Whatever the meat, we have the answers here.
When you have made a stock, be it meat or vegetable, dont throw the remains away, simply put the remainder into an ice cube tray and freeze. When you need some stock again, just pop out the number of cubes you need to add that flavour! Great when making Soups and sauces and really saves on waste.
Stews and Casseroles are best left in the Fridge, in fact it is better to let the stew "come together". What happens is that the meat begins to marinate itself in the juices, hence a more intense taste.
Remember though, when reheating you must boil it for at least 4 mins to kill any bacteria that might have formed between cooking and reheating
If you are considering having a steak for you tea tonight why not try a Rib eye steak instead of a fillet or sirloin.
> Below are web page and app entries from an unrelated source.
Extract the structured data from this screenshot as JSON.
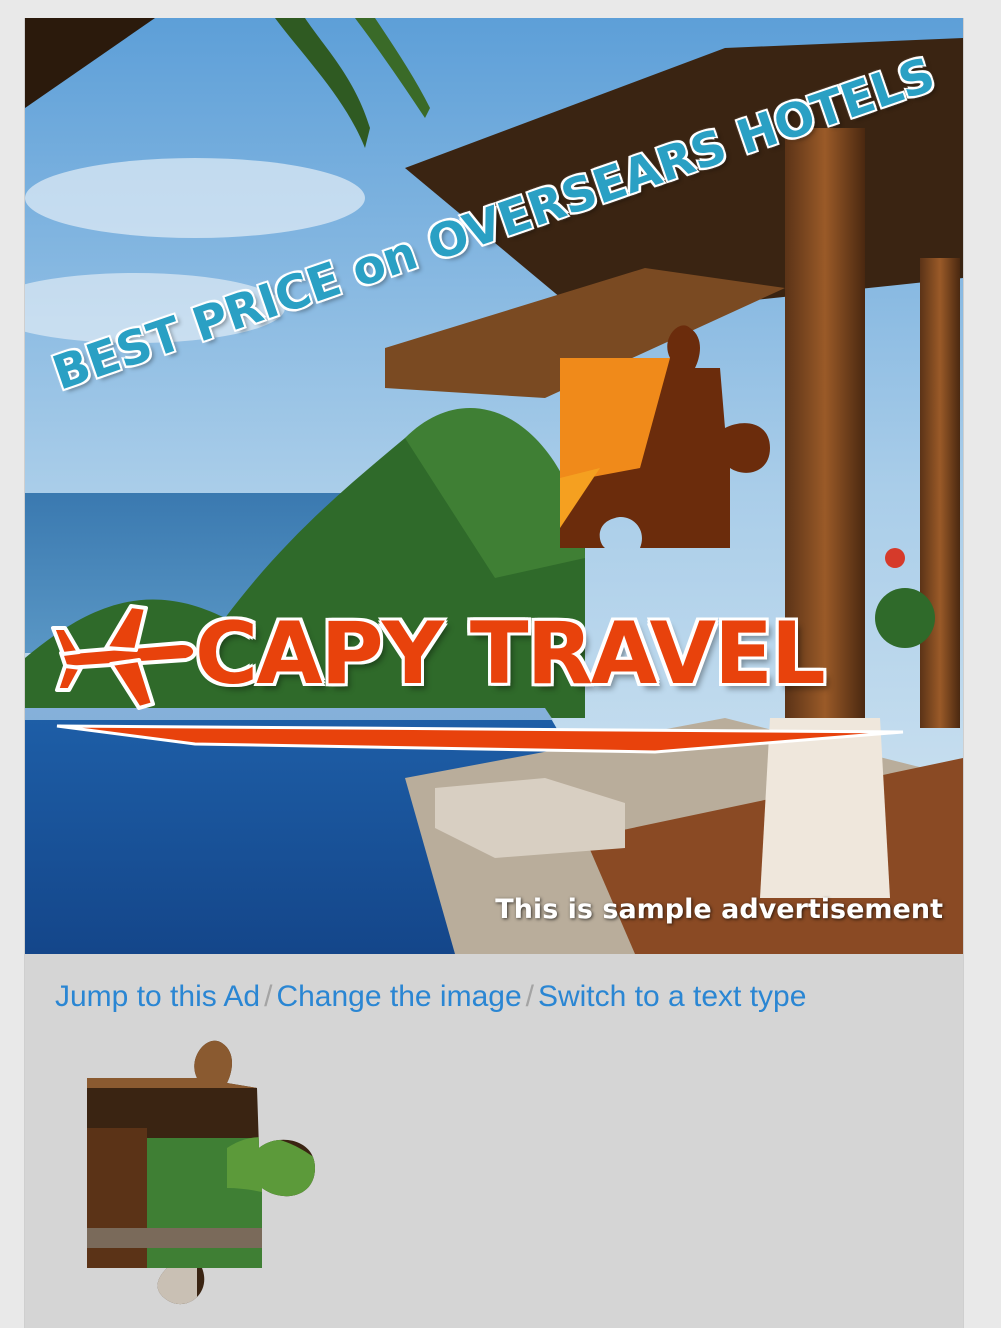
{
  "ad": {
    "headline": "BEST PRICE on OVERSEARS HOTELS",
    "brand": "CAPY TRAVEL",
    "caption": "This is sample advertisement",
    "brand_color": "#e8420c",
    "headline_color": "#2aa0c4",
    "logo_icon": "airplane-icon"
  },
  "links": {
    "jump": "Jump to this Ad",
    "separator_1": "/",
    "change_image": "Change the image",
    "separator_2": "/",
    "switch_text": "Switch to a text type",
    "link_color": "#2a86d3"
  },
  "puzzle": {
    "piece_icon": "puzzle-piece-icon"
  }
}
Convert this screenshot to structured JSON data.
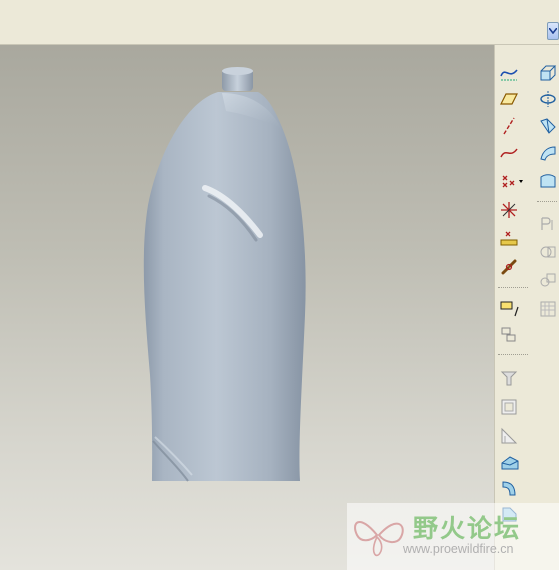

For me it is a far tastier cut
It is also worth getting a steak that has been matured for at least 21 days, and you can tell if this is the case as the meat should be ruby in colour, not bright red.
Personally most chefs use fresh where possible because of the colour and flavour and in particular when dressing the plate.
However, the dried option is always ok but remember to use a small amount as the jarred varieties are more concentrated.
Better still, use the freeze dried herbs in packs and bottles as they have more flavour than the dried and are great for casseroles etc.
You can make sauces in advance and either keep them in the fridge or in the freezer until you are ready to use them.
Try my Citrus Horseradish Sauce if you want you Pork Spare Ribs to have some zing!
The best way is to use a cast iron griddle pan, and heat over a high flame until extremely hot.
Take the steak, smother in oil using your hands (clean of course!) and place the steak into the dry pan and sear the first side for 1.5 minutes for rare, 2 mins for medium, 3 mins for well done, then turn the steak over and do the same on the other side.
Allow to rest for 3 mins before eating. This helps the meat to "rest" and allows all the fibres to relax, so no more stringy or chewy steaks!
See my hint on what is the best cut of meat
The best way to cook a steak, is to get a griddle pan very hot, rub olive oil all over the steak with your hands, season, place in the pan, sear both sides, then turn down the heat and cook to your liking.
See my hint on how cook the perfect steak
When BBQ'ing chicken pieces, microwave for about 5 mins on full power, then wrap in foil with some fresh herbs and a little butter before placing on the BBQ. Always put them away from the main full on source of flame for at least 10 mins before bringing them to the main heat for a further 10 mins.
Before serving, open the foil, prick with a fork to ensure that the juices are running clear and not in any way pink.
Perfectly cooked chicken pieces and delicious too!
When roasting a joint or poultry, it is important that you allow time for the meat to "rest" and complete cooking.
Simply cook for the normal time, remove from the oven, cover and leave for up to half of its original cooking time. This allows the meat to relax and you will find you will get moister, more flavoursome and tender meat.
Its also easier to carve as the meat is more tender.
This is particularly important when cooking poultry and pork, less so with beef, lamb etc which you can basically cook to your own tastes, rare, medium, well done etc.
I am always being asked how to check that it is done properly and the first thing would be to invest in a proper meat thermometer which you simply push into the plumpest part of the bird or joint when the cooking time has elapsed and the dial will tell you if it is cooked through or not.
However, an age old way is using a skewer, push it into the fleshiest part (on a bird, between the leg and breast, on a joint, in the middle part) and if the juices run clear, the meat is done safely.
Don't forget to let the meat rest and relax for at least 30 mins after you have taken it from the oven (see my Roasting Meat tip)
Result - safely cooked, succulent meat to be enjoyed by all.
Mint leaves have a pleasant warm, fresh, aromatic, sweet flavour with a cool aftertaste and are often used in teas, beverages, jellies, syrups, and ice creams.
We tend to associate mint with lamb so for mint sauce, finely chop some mint leaves, add to vinegar and leave to infuse for an hour. Serve when ready
Sage is a perennial herb which can be found all year round
Tradionally, sage is used with meat, specifically pork and chicken and in stuffings such as sage & onion